*** Data shown Section Begins ***
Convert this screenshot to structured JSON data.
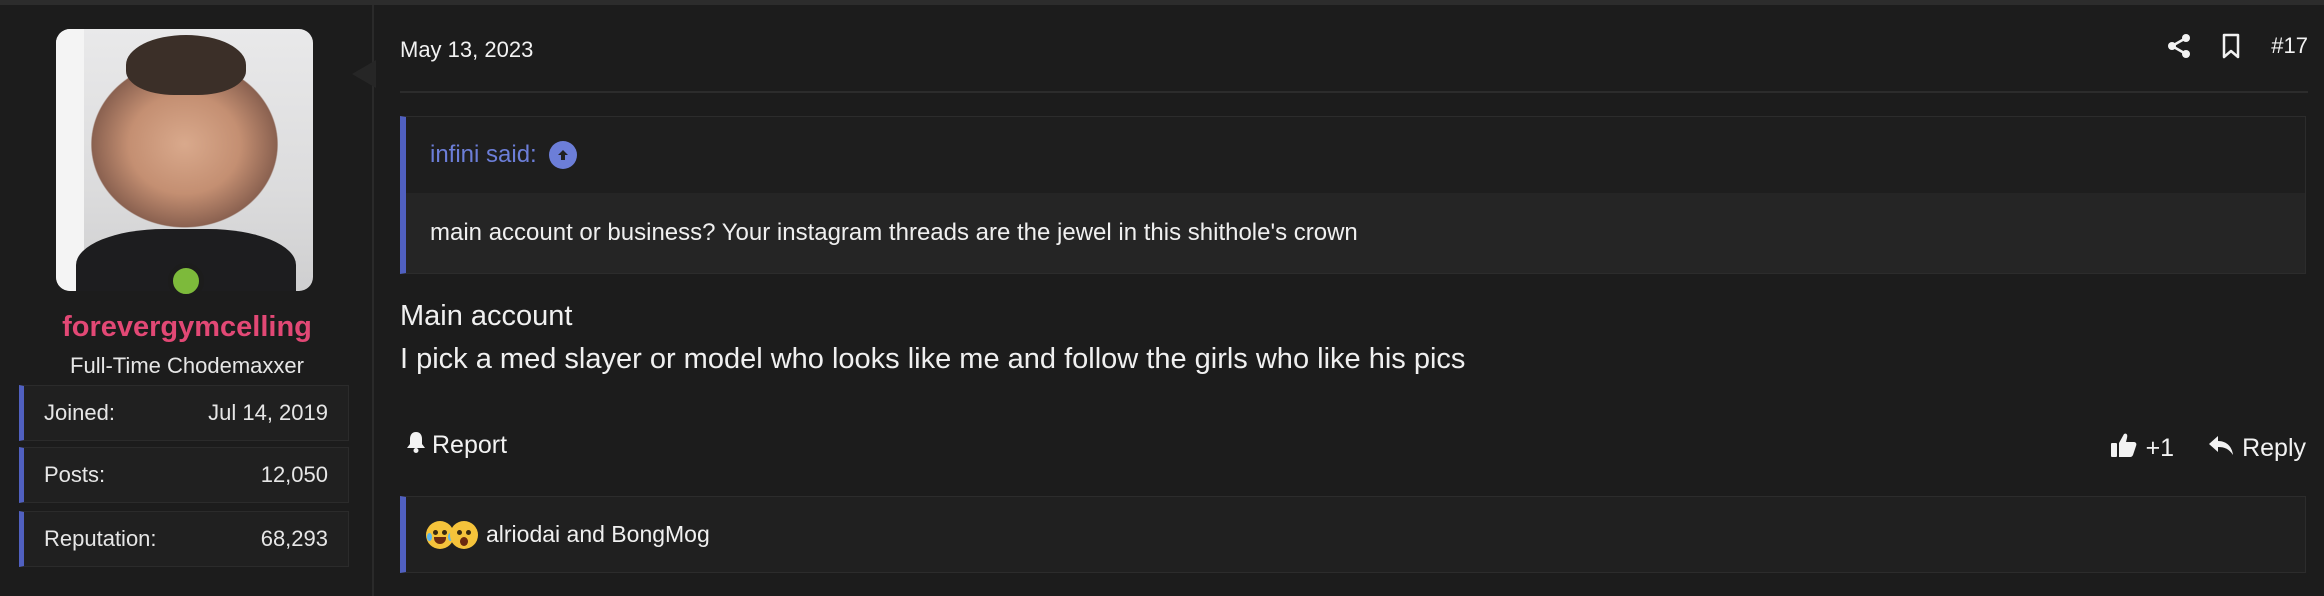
{
  "user": {
    "username": "forevergymcelling",
    "title": "Full-Time Chodemaxxer",
    "online": true,
    "stats": [
      {
        "label": "Joined:",
        "value": "Jul 14, 2019"
      },
      {
        "label": "Posts:",
        "value": "12,050"
      },
      {
        "label": "Reputation:",
        "value": "68,293"
      }
    ]
  },
  "post": {
    "date": "May 13, 2023",
    "number": "#17",
    "quote": {
      "author": "infini said:",
      "text": "main account or business? Your instagram threads are the jewel in this shithole's crown"
    },
    "message_lines": [
      "Main account",
      "I pick a med slayer or model who looks like me and follow the girls who like his pics"
    ],
    "actions": {
      "report": "Report",
      "like": "+1",
      "reply": "Reply"
    },
    "reactions": {
      "text": "alriodai and BongMog",
      "icons": [
        "crying-laughing-emoji",
        "shocked-emoji"
      ]
    }
  },
  "colors": {
    "username": "#e24875",
    "accent": "#5060c0",
    "quote_author": "#6c7ed8",
    "online": "#7dba3b"
  },
  "icons": {
    "share": "share-icon",
    "bookmark": "bookmark-icon",
    "bell": "bell-icon",
    "thumbs_up": "thumbs-up-icon",
    "reply": "reply-icon",
    "arrow_up": "arrow-up-circle-icon"
  }
}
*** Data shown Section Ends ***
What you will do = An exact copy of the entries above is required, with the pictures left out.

Result of the exercise =
Convert this screenshot to structured JSON data.
{
  "user": {
    "username": "forevergymcelling",
    "title": "Full-Time Chodemaxxer",
    "online": true,
    "stats": [
      {
        "label": "Joined:",
        "value": "Jul 14, 2019"
      },
      {
        "label": "Posts:",
        "value": "12,050"
      },
      {
        "label": "Reputation:",
        "value": "68,293"
      }
    ]
  },
  "post": {
    "date": "May 13, 2023",
    "number": "#17",
    "quote": {
      "author": "infini said:",
      "text": "main account or business? Your instagram threads are the jewel in this shithole's crown"
    },
    "message_lines": [
      "Main account",
      "I pick a med slayer or model who looks like me and follow the girls who like his pics"
    ],
    "actions": {
      "report": "Report",
      "like": "+1",
      "reply": "Reply"
    },
    "reactions": {
      "text": "alriodai and BongMog",
      "icons": [
        "crying-laughing-emoji",
        "shocked-emoji"
      ]
    }
  },
  "colors": {
    "username": "#e24875",
    "accent": "#5060c0",
    "quote_author": "#6c7ed8",
    "online": "#7dba3b"
  },
  "icons": {
    "share": "share-icon",
    "bookmark": "bookmark-icon",
    "bell": "bell-icon",
    "thumbs_up": "thumbs-up-icon",
    "reply": "reply-icon",
    "arrow_up": "arrow-up-circle-icon"
  }
}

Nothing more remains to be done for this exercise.